This lesson plan (Mrs. Koplik’s Alchemist Lesson Plan) from Ontario, Canada, has some wonderful post-reading activities such as “Write Santiago’s “How-To Find Your Treasure” Handbook, or “Personal Legends for Dummies” and “Make a Scrapbook (with explanatory notes) of Santiago’s travels—feature pictures and items which Santiago accumulates as he learns about life.” Koplik includes open-ended discussion questions such as, “Coelho states that ‘simple things are the most valuable and only wise people appreciate them.’ Produce a written or artistic response (or bring something to class) which depicts something that is ‘simple’ yet valuable to you. Be prepared to explain specifically why/ how the item is valuable.” Also included are many vocabulary words related to geography, religion, and other themes from the novel. Understanding these new words will help students better understand the story.

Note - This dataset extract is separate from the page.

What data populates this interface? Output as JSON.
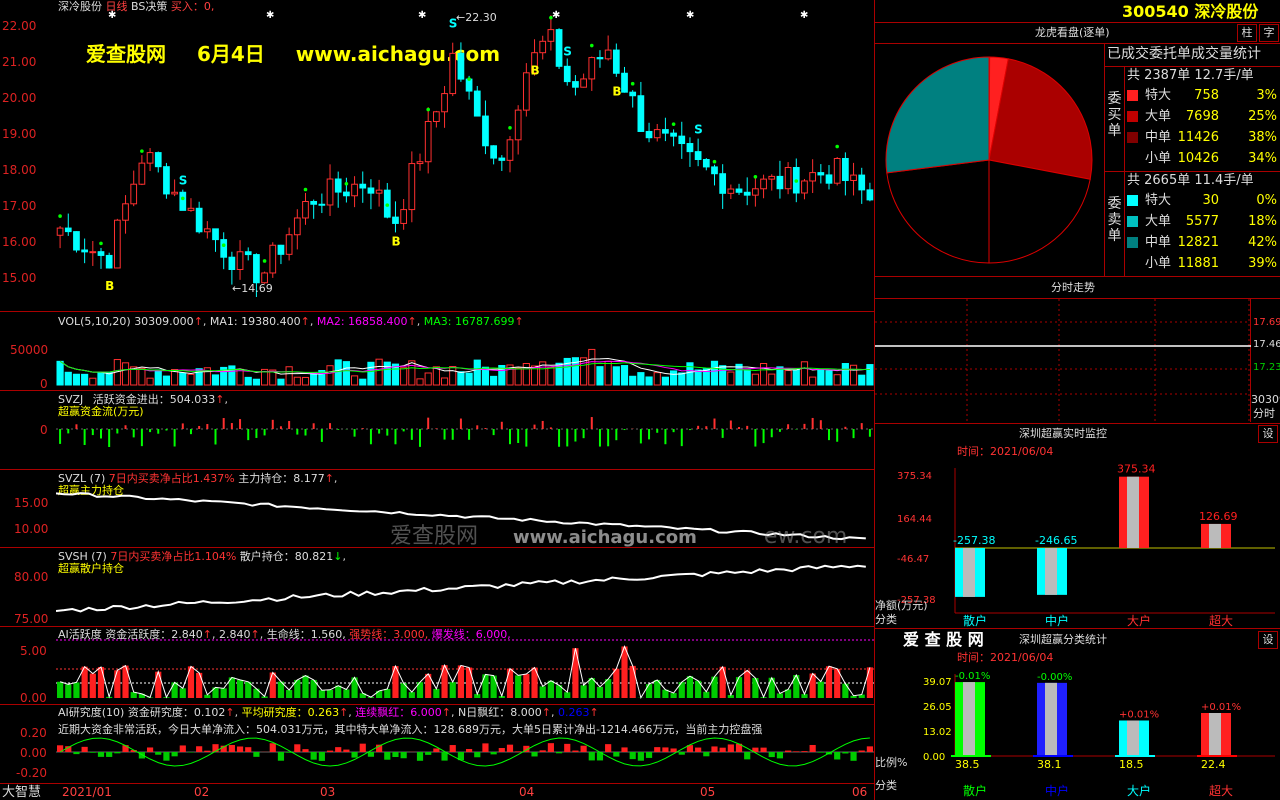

The Narcissus story in the prologue and the fable of the king, Melchizedek, relates to Santiago on pages 30-32 provide the opportunity to discuss the fables and legends. A teacher could introduce a class to the genres of fables and legends and discuss with the class how they influence the book.

NOTE: The book contains unconventional ideas concerning religion and how religion should be interpreted. Teachers should tread carefully when teaching in a religiously conservative area and explain that everyone is entitled to his or her own views regarding religion.

“The story has the comic charm, dramatic tension, and psychological intensity of a fairy tale, but it’s full of specific wisdom as well…A sweetly exotic tale for young and old alike.” – Publishers Weekly

About Paulo Coelho

Paulo Coelho is a Brazilian native currently living in Rio de Janiero.

Throughout his life, Coelho had long-standing dreams of one day becoming a writer, but struggled for years working through jobs he found unfulfilling. He felt that his own personal legend (to use his book’s terminology) was to write.

Coelho briefly attended law school, but later decided against it as a career choice, choosing instead to travel across much of South and Central America, Europe, and Africa. After returning home, he spent two years as a popular songwriter.

According to Coelho, one of his life’s most defining moments was during his walk on the Road of Santiago de Compostela – spanning over five-hundred miles across northwestern Spain – he felt that he attained a spiritual awakening, or self-awareness, that he called “The Pilgrimage, a topic revisited in The Alchemist.

He is a firm believer in following one’s dreams, and that no matter what hardships a person might be confronted with, people will reach their goals if they believe in themselves. He published The Alchemist in Portuguese in 1988, and it has since sold over twenty million copies worldwide and has been translated into sixty-seven different languages. Paulo Coelho has won a number of awards for his books, and was awarded a Crystal Award for Artistic Achievement at the Davos Economic Forum Conference.


Coelho talks about connecting with literature during an interview at the Scottish Exhibition and Conference Centre. He reminds readers that books don’t change people’s lives—people change their own lives.

A fan-made trailer for The Alchemist.

Additional Resources